RECORDS FOR THIS TASK: Begin
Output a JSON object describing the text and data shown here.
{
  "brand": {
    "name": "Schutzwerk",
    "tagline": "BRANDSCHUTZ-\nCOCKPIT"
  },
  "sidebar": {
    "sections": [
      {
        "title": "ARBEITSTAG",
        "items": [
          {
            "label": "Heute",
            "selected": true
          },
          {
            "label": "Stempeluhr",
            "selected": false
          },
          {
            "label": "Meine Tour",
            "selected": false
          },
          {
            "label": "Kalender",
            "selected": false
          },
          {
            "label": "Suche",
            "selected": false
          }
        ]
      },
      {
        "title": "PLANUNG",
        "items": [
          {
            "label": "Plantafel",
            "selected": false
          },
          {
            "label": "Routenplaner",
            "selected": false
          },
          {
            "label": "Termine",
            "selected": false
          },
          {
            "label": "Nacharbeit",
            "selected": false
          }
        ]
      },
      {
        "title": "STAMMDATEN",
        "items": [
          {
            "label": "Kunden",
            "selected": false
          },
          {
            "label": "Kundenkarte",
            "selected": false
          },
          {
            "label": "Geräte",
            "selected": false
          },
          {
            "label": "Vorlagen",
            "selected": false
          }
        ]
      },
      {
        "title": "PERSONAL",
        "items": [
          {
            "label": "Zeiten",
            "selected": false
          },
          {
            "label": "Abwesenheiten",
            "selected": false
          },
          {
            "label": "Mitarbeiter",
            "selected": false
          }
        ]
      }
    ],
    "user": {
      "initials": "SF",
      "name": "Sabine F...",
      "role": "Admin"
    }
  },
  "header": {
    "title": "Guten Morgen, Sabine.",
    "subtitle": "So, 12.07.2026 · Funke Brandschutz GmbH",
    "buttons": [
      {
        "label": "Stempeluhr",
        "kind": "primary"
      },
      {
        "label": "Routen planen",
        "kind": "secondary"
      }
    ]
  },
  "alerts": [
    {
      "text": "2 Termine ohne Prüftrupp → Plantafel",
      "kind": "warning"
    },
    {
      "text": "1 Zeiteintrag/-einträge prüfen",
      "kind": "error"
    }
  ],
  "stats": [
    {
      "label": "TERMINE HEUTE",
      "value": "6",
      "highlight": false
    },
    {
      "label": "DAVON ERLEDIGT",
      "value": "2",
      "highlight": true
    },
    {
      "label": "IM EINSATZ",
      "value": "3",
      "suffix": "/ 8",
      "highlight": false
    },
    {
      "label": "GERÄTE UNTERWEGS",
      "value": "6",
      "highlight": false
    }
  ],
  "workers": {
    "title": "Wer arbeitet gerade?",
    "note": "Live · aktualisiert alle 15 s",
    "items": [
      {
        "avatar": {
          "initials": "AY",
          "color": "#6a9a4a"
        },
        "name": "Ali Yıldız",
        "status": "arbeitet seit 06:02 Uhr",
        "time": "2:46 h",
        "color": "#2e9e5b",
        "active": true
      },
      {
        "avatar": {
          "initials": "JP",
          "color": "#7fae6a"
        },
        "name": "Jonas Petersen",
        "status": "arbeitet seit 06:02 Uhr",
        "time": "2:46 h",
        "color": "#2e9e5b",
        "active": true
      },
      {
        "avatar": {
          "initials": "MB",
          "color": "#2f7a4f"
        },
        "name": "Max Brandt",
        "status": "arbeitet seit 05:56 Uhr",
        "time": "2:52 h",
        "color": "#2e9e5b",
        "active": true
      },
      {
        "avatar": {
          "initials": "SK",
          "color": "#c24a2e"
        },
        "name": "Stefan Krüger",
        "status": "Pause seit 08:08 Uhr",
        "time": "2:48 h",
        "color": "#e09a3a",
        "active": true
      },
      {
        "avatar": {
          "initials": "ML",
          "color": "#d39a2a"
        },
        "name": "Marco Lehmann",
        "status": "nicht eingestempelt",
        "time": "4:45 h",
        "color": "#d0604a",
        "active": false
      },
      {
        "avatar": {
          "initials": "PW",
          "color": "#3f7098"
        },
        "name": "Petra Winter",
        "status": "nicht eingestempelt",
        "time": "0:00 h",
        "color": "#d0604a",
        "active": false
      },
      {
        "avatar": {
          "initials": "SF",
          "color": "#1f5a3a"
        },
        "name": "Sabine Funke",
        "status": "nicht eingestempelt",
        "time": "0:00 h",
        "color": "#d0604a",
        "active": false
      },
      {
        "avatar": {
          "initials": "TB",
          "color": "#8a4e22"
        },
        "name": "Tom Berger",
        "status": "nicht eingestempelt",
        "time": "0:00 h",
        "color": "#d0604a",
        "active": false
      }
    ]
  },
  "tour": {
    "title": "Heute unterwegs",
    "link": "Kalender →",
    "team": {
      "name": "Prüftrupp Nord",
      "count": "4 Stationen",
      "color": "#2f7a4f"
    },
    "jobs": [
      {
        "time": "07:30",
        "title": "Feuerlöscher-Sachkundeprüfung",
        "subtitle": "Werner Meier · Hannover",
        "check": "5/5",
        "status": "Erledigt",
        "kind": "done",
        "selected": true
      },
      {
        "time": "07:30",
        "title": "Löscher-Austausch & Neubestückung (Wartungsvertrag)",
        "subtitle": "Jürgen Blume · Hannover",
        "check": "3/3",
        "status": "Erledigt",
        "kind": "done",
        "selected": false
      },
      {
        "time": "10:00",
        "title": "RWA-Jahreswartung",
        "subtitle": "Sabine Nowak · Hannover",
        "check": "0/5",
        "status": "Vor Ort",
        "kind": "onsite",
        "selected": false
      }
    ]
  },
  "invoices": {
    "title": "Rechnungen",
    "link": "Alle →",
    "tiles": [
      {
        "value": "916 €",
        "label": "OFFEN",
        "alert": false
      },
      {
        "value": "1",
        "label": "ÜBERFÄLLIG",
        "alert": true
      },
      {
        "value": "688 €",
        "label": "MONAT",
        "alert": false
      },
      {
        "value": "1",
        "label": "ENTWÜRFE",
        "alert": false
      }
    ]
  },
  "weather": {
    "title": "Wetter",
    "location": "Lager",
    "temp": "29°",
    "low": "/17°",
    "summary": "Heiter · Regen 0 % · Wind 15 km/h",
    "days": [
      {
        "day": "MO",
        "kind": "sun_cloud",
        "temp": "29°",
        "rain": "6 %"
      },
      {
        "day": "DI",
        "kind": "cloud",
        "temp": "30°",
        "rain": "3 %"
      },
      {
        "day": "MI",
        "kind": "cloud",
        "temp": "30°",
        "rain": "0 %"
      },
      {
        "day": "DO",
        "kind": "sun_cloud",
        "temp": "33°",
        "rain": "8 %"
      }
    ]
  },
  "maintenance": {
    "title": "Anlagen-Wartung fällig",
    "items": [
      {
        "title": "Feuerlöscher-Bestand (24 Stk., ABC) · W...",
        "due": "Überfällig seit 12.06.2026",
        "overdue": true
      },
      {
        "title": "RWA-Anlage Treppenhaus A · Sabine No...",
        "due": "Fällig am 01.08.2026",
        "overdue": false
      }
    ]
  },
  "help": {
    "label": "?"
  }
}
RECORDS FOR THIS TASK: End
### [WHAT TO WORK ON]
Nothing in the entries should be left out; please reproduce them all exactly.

### [EXERCISE OUTPUT]
Output a JSON object describing the text and data shown here.
{
  "brand": {
    "name": "Schutzwerk",
    "tagline": "BRANDSCHUTZ-\nCOCKPIT"
  },
  "sidebar": {
    "sections": [
      {
        "title": "ARBEITSTAG",
        "items": [
          {
            "label": "Heute",
            "selected": true
          },
          {
            "label": "Stempeluhr",
            "selected": false
          },
          {
            "label": "Meine Tour",
            "selected": false
          },
          {
            "label": "Kalender",
            "selected": false
          },
          {
            "label": "Suche",
            "selected": false
          }
        ]
      },
      {
        "title": "PLANUNG",
        "items": [
          {
            "label": "Plantafel",
            "selected": false
          },
          {
            "label": "Routenplaner",
            "selected": false
          },
          {
            "label": "Termine",
            "selected": false
          },
          {
            "label": "Nacharbeit",
            "selected": false
          }
        ]
      },
      {
        "title": "STAMMDATEN",
        "items": [
          {
            "label": "Kunden",
            "selected": false
          },
          {
            "label": "Kundenkarte",
            "selected": false
          },
          {
            "label": "Geräte",
            "selected": false
          },
          {
            "label": "Vorlagen",
            "selected": false
          }
        ]
      },
      {
        "title": "PERSONAL",
        "items": [
          {
            "label": "Zeiten",
            "selected": false
          },
          {
            "label": "Abwesenheiten",
            "selected": false
          },
          {
            "label": "Mitarbeiter",
            "selected": false
          }
        ]
      }
    ],
    "user": {
      "initials": "SF",
      "name": "Sabine F...",
      "role": "Admin"
    }
  },
  "header": {
    "title": "Guten Morgen, Sabine.",
    "subtitle": "So, 12.07.2026 · Funke Brandschutz GmbH",
    "buttons": [
      {
        "label": "Stempeluhr",
        "kind": "primary"
      },
      {
        "label": "Routen planen",
        "kind": "secondary"
      }
    ]
  },
  "alerts": [
    {
      "text": "2 Termine ohne Prüftrupp → Plantafel",
      "kind": "warning"
    },
    {
      "text": "1 Zeiteintrag/-einträge prüfen",
      "kind": "error"
    }
  ],
  "stats": [
    {
      "label": "TERMINE HEUTE",
      "value": "6",
      "highlight": false
    },
    {
      "label": "DAVON ERLEDIGT",
      "value": "2",
      "highlight": true
    },
    {
      "label": "IM EINSATZ",
      "value": "3",
      "suffix": "/ 8",
      "highlight": false
    },
    {
      "label": "GERÄTE UNTERWEGS",
      "value": "6",
      "highlight": false
    }
  ],
  "workers": {
    "title": "Wer arbeitet gerade?",
    "note": "Live · aktualisiert alle 15 s",
    "items": [
      {
        "avatar": {
          "initials": "AY",
          "color": "#6a9a4a"
        },
        "name": "Ali Yıldız",
        "status": "arbeitet seit 06:02 Uhr",
        "time": "2:46 h",
        "color": "#2e9e5b",
        "active": true
      },
      {
        "avatar": {
          "initials": "JP",
          "color": "#7fae6a"
        },
        "name": "Jonas Petersen",
        "status": "arbeitet seit 06:02 Uhr",
        "time": "2:46 h",
        "color": "#2e9e5b",
        "active": true
      },
      {
        "avatar": {
          "initials": "MB",
          "color": "#2f7a4f"
        },
        "name": "Max Brandt",
        "status": "arbeitet seit 05:56 Uhr",
        "time": "2:52 h",
        "color": "#2e9e5b",
        "active": true
      },
      {
        "avatar": {
          "initials": "SK",
          "color": "#c24a2e"
        },
        "name": "Stefan Krüger",
        "status": "Pause seit 08:08 Uhr",
        "time": "2:48 h",
        "color": "#e09a3a",
        "active": true
      },
      {
        "avatar": {
          "initials": "ML",
          "color": "#d39a2a"
        },
        "name": "Marco Lehmann",
        "status": "nicht eingestempelt",
        "time": "4:45 h",
        "color": "#d0604a",
        "active": false
      },
      {
        "avatar": {
          "initials": "PW",
          "color": "#3f7098"
        },
        "name": "Petra Winter",
        "status": "nicht eingestempelt",
        "time": "0:00 h",
        "color": "#d0604a",
        "active": false
      },
      {
        "avatar": {
          "initials": "SF",
          "color": "#1f5a3a"
        },
        "name": "Sabine Funke",
        "status": "nicht eingestempelt",
        "time": "0:00 h",
        "color": "#d0604a",
        "active": false
      },
      {
        "avatar": {
          "initials": "TB",
          "color": "#8a4e22"
        },
        "name": "Tom Berger",
        "status": "nicht eingestempelt",
        "time": "0:00 h",
        "color": "#d0604a",
        "active": false
      }
    ]
  },
  "tour": {
    "title": "Heute unterwegs",
    "link": "Kalender →",
    "team": {
      "name": "Prüftrupp Nord",
      "count": "4 Stationen",
      "color": "#2f7a4f"
    },
    "jobs": [
      {
        "time": "07:30",
        "title": "Feuerlöscher-Sachkundeprüfung",
        "subtitle": "Werner Meier · Hannover",
        "check": "5/5",
        "status": "Erledigt",
        "kind": "done",
        "selected": true
      },
      {
        "time": "07:30",
        "title": "Löscher-Austausch & Neubestückung (Wartungsvertrag)",
        "subtitle": "Jürgen Blume · Hannover",
        "check": "3/3",
        "status": "Erledigt",
        "kind": "done",
        "selected": false
      },
      {
        "time": "10:00",
        "title": "RWA-Jahreswartung",
        "subtitle": "Sabine Nowak · Hannover",
        "check": "0/5",
        "status": "Vor Ort",
        "kind": "onsite",
        "selected": false
      }
    ]
  },
  "invoices": {
    "title": "Rechnungen",
    "link": "Alle →",
    "tiles": [
      {
        "value": "916 €",
        "label": "OFFEN",
        "alert": false
      },
      {
        "value": "1",
        "label": "ÜBERFÄLLIG",
        "alert": true
      },
      {
        "value": "688 €",
        "label": "MONAT",
        "alert": false
      },
      {
        "value": "1",
        "label": "ENTWÜRFE",
        "alert": false
      }
    ]
  },
  "weather": {
    "title": "Wetter",
    "location": "Lager",
    "temp": "29°",
    "low": "/17°",
    "summary": "Heiter · Regen 0 % · Wind 15 km/h",
    "days": [
      {
        "day": "MO",
        "kind": "sun_cloud",
        "temp": "29°",
        "rain": "6 %"
      },
      {
        "day": "DI",
        "kind": "cloud",
        "temp": "30°",
        "rain": "3 %"
      },
      {
        "day": "MI",
        "kind": "cloud",
        "temp": "30°",
        "rain": "0 %"
      },
      {
        "day": "DO",
        "kind": "sun_cloud",
        "temp": "33°",
        "rain": "8 %"
      }
    ]
  },
  "maintenance": {
    "title": "Anlagen-Wartung fällig",
    "items": [
      {
        "title": "Feuerlöscher-Bestand (24 Stk., ABC) · W...",
        "due": "Überfällig seit 12.06.2026",
        "overdue": true
      },
      {
        "title": "RWA-Anlage Treppenhaus A · Sabine No...",
        "due": "Fällig am 01.08.2026",
        "overdue": false
      }
    ]
  },
  "help": {
    "label": "?"
  }
}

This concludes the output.